CrimProf Blog

Editor: Kevin Cole
Univ. of San Diego School of Law

Thursday, August 25, 2005

DOJ Study Finds Racial Disparity in Traffic Stops

Actually, the racial disparity was not found to exist in connection with who is stopped, but rather post-stop treatment.  Minorities are substantially more likely to be searched, handcuffed, etc. than whites.  Story . . . [Mark Godsey]

August 25, 2005 in DOJ News, Political News, Race, Search and Seizure | Permalink | TrackBack (0)

Monday, August 1, 2005

AG on Gangs

Speech here. Homeland Security reports 500 gang arrests over the last two weeks. [Jack Chin]

August 1, 2005 in DOJ News | Permalink | TrackBack (0)

Monday, July 18, 2005

FBI Emails Reveal Lack of PC for Faulty Link Between Oregon Attorney and Madrid Bombings

From Portland, OR (AP): "The day before a Portland attorney was wrongly arrested on suspicion of involvement in the Madrid train bombings, an FBI official stated in an e-mail that the agency did not have enough evidence to arrest the man on criminal charges. The recently declassified e-mail, written by Portland FBI spokeswoman Beth Anne Steele in May 2004, also noted that the attorney, Brandon Mayfield, was a Muslim convert. And it said the FBI had a plan to arrest Mayfield 'if and when' his supposed link to the March 2004 terrorist attack 'gets outed by the media.'
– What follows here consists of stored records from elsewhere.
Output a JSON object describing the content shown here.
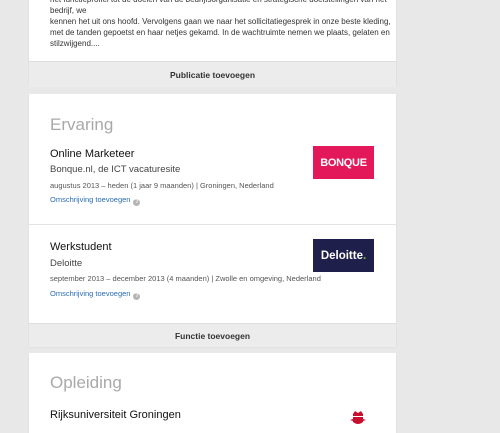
{
  "summary": {
    "text": "het functieprofiel tot de doelen van de bedrijfsorganisatie en strategische doelstellingen van het bedrijf, we\nkennen het uit ons hoofd. Vervolgens gaan we naar het sollicitatiegesprek in onze beste kleding,\nmet de tanden gepoetst en haar netjes gekamd. In de wachtruimte nemen we plaats, gelaten en\nstilzwijgend...."
  },
  "publication": {
    "add_label": "Publicatie toevoegen"
  },
  "experience": {
    "title": "Ervaring",
    "add_label": "Functie toevoegen",
    "items": [
      {
        "title": "Online Marketeer",
        "company": "Bonque.nl, de ICT vacaturesite",
        "meta": "augustus 2013 – heden (1 jaar 9 maanden)  |  Groningen, Nederland",
        "desc_link": "Omschrijving toevoegen",
        "logo_text": "BONQUE",
        "logo_color": "#e3185b"
      },
      {
        "title": "Werkstudent",
        "company": "Deloitte",
        "meta": "september 2013 – december 2013 (4 maanden)  |  Zwolle en omgeving, Nederland",
        "desc_link": "Omschrijving toevoegen",
        "logo_text": "Deloitte",
        "logo_dot": ".",
        "logo_color": "#1e1f4b"
      }
    ]
  },
  "education": {
    "title": "Opleiding",
    "items": [
      {
        "school": "Rijksuniversiteit Groningen"
      }
    ]
  },
  "icons": {
    "help": "help-icon",
    "crest": "university-crest-icon"
  },
  "colors": {
    "link": "#2a6db2",
    "section_title": "#a9a9a9",
    "background": "#e8e8e8"
  }
}
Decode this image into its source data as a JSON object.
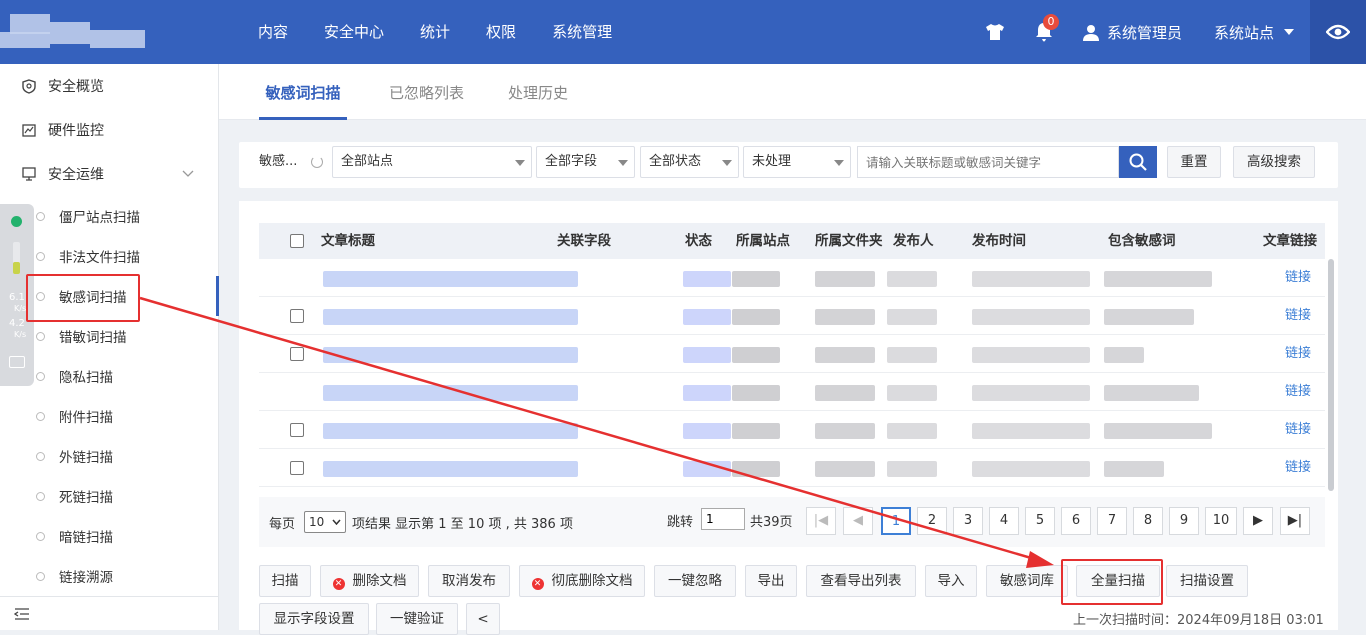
{
  "topnav": {
    "items": [
      "内容",
      "安全中心",
      "统计",
      "权限",
      "系统管理"
    ],
    "notif_count": "0",
    "user": "系统管理员",
    "site": "系统站点"
  },
  "sidebar": {
    "groups": [
      "安全概览",
      "硬件监控",
      "安全运维"
    ],
    "items": [
      "僵尸站点扫描",
      "非法文件扫描",
      "敏感词扫描",
      "错敏词扫描",
      "隐私扫描",
      "附件扫描",
      "外链扫描",
      "死链扫描",
      "暗链扫描",
      "链接溯源"
    ],
    "float_up": "6.1",
    "float_up_unit": "K/s",
    "float_down": "4.2",
    "float_down_unit": "K/s"
  },
  "tabs": [
    "敏感词扫描",
    "已忽略列表",
    "处理历史"
  ],
  "filter": {
    "name": "敏感...",
    "site": "全部站点",
    "field": "全部字段",
    "status": "全部状态",
    "handled": "未处理",
    "search_placeholder": "请输入关联标题或敏感词关键字",
    "reset": "重置",
    "advanced": "高级搜索"
  },
  "table": {
    "columns": [
      "文章标题",
      "关联字段",
      "状态",
      "所属站点",
      "所属文件夹",
      "发布人",
      "发布时间",
      "包含敏感词",
      "文章链接"
    ],
    "link_label": "链接",
    "rows": [
      {
        "link": "链接"
      },
      {
        "link": "链接"
      },
      {
        "link": "链接"
      },
      {
        "link": "链接"
      },
      {
        "link": "链接"
      },
      {
        "link": "链接"
      }
    ]
  },
  "pager": {
    "per_page_label": "每页",
    "per_page": "10",
    "result_text": "项结果 显示第 1 至 10 项 , 共 386 项",
    "jump_label": "跳转",
    "jump_value": "1",
    "total_pages": "共39页",
    "pages": [
      "1",
      "2",
      "3",
      "4",
      "5",
      "6",
      "7",
      "8",
      "9",
      "10"
    ],
    "current": "1"
  },
  "actions": {
    "row1": [
      "扫描",
      "删除文档",
      "取消发布",
      "彻底删除文档",
      "一键忽略",
      "导出",
      "查看导出列表",
      "导入",
      "敏感词库",
      "全量扫描",
      "扫描设置"
    ],
    "row2": [
      "显示字段设置",
      "一键验证",
      "<"
    ],
    "last_scan": "上一次扫描时间：2024年09月18日 03:01"
  },
  "colors": {
    "primary": "#3561bd",
    "link": "#3d7fd6",
    "annotation": "#e53030"
  }
}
Mayfield was arrested a day later under the material witness law, which allows the arrest and detention of witnesses who might flee before testifying in criminal cases. The FBI said at the time that fingerprints found on a bag of detonators near the bombings had been matched to Mayfield. Two weeks later, the FBI admitted the fingerprints belonged to someone else, freed Mayfield and apologized to him.
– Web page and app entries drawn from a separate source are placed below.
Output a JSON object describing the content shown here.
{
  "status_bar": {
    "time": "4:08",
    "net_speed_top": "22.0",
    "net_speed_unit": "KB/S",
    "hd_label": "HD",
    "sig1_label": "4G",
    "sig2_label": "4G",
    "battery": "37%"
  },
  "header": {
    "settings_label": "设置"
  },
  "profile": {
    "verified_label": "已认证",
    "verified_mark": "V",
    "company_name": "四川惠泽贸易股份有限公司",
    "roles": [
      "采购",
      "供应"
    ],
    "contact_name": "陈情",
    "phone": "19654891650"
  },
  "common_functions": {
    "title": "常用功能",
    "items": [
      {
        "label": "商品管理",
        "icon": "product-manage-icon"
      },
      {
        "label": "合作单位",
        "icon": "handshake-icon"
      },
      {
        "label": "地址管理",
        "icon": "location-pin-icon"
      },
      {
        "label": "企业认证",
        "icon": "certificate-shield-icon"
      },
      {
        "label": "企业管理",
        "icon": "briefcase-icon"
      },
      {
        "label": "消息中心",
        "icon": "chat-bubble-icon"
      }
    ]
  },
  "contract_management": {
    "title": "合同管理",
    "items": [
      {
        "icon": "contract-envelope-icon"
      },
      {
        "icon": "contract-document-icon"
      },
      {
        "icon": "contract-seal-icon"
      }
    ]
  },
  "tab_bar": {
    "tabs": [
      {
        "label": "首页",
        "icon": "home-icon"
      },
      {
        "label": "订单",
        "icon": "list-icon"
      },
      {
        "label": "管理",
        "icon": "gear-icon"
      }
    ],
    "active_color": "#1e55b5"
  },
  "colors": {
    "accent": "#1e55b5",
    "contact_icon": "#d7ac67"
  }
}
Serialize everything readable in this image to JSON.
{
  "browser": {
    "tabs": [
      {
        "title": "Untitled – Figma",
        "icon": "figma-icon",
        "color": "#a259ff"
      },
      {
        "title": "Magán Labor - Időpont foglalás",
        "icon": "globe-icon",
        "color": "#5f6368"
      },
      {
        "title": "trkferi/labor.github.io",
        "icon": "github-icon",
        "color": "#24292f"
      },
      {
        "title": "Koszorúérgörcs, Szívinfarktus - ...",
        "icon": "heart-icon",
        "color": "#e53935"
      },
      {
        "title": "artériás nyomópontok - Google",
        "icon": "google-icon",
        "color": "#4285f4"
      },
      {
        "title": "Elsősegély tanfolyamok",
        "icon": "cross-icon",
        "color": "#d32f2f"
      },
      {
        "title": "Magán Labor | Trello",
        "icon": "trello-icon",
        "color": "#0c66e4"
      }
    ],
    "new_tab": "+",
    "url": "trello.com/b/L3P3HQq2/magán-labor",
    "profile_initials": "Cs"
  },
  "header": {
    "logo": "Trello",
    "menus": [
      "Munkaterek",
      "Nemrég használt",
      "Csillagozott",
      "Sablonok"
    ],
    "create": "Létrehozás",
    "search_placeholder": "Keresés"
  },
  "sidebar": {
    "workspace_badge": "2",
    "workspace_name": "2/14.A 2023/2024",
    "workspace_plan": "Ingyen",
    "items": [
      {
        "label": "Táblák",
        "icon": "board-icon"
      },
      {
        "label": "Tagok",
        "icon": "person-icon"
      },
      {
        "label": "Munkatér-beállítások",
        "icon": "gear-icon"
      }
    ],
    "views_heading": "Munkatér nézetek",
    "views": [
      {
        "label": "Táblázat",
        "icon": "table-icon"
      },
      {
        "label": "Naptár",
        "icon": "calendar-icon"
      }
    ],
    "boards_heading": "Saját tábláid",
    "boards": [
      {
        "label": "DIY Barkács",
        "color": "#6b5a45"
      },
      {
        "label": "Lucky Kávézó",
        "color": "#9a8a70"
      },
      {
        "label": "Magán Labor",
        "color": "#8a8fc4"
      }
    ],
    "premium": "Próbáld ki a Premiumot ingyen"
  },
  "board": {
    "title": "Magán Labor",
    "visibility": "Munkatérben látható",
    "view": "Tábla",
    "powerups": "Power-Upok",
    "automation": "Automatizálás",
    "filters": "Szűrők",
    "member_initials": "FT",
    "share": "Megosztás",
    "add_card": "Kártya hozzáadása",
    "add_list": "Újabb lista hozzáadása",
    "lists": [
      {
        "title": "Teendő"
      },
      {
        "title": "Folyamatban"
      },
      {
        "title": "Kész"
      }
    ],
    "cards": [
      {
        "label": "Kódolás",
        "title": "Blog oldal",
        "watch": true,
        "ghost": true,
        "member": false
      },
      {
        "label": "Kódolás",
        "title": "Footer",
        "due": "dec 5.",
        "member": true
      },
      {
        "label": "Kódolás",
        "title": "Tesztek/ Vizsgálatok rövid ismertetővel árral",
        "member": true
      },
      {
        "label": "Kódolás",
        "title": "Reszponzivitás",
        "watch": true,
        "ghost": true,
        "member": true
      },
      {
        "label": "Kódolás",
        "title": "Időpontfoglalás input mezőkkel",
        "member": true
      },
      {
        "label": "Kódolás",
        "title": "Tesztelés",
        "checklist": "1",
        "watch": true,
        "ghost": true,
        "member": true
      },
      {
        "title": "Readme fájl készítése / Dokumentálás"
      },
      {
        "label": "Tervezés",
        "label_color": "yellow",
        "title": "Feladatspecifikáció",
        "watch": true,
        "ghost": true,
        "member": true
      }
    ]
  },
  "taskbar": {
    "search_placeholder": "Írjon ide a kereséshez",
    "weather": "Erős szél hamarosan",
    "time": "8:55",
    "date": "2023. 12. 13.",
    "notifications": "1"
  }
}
Mayfield, 38, has filed a lawsuit against the U.S. government, alleging he was singled out as a Muslim, and that the government violated his constitutional rights by wrongly arresting him, as well as by wiretapping his house prior to his arrest. Michael Greenberger, a former Justice Department official who heads the University of Maryland's Center for Health and Homeland Security, said: 'This e-mail corroborates what is already widely known - that when the Justice Department does not have probable cause to make a criminal arrest, but they have a suspicion that someone is involved in terrorist activities, one tactic is to arrest them as a material witness.' Such use of the material witness law raises constitutional problems,' he said, because the person can be held for long periods without access to legal protections that come with a normal arrest." Story... [Mark Godsey]

July 18, 2005 in DOJ News | Permalink | TrackBack (0)

Wednesday, November 10, 2004

Lawsuit over Mob/FBI Frameup

The Associated Press reports that a man who died in prison after being framed by mobsters who were FBI informants has been posthumously exonerated by the Massachusetts courts.

Judge Nancy Gertner of the District of Massachusetts recently ruled that a lawsuit against the United States based on the frame up may proceed.  Opinion here:

Jack Chin

November 10, 2004 in DOJ News, Exoneration Innocence Accuracy | Permalink | Comments (0)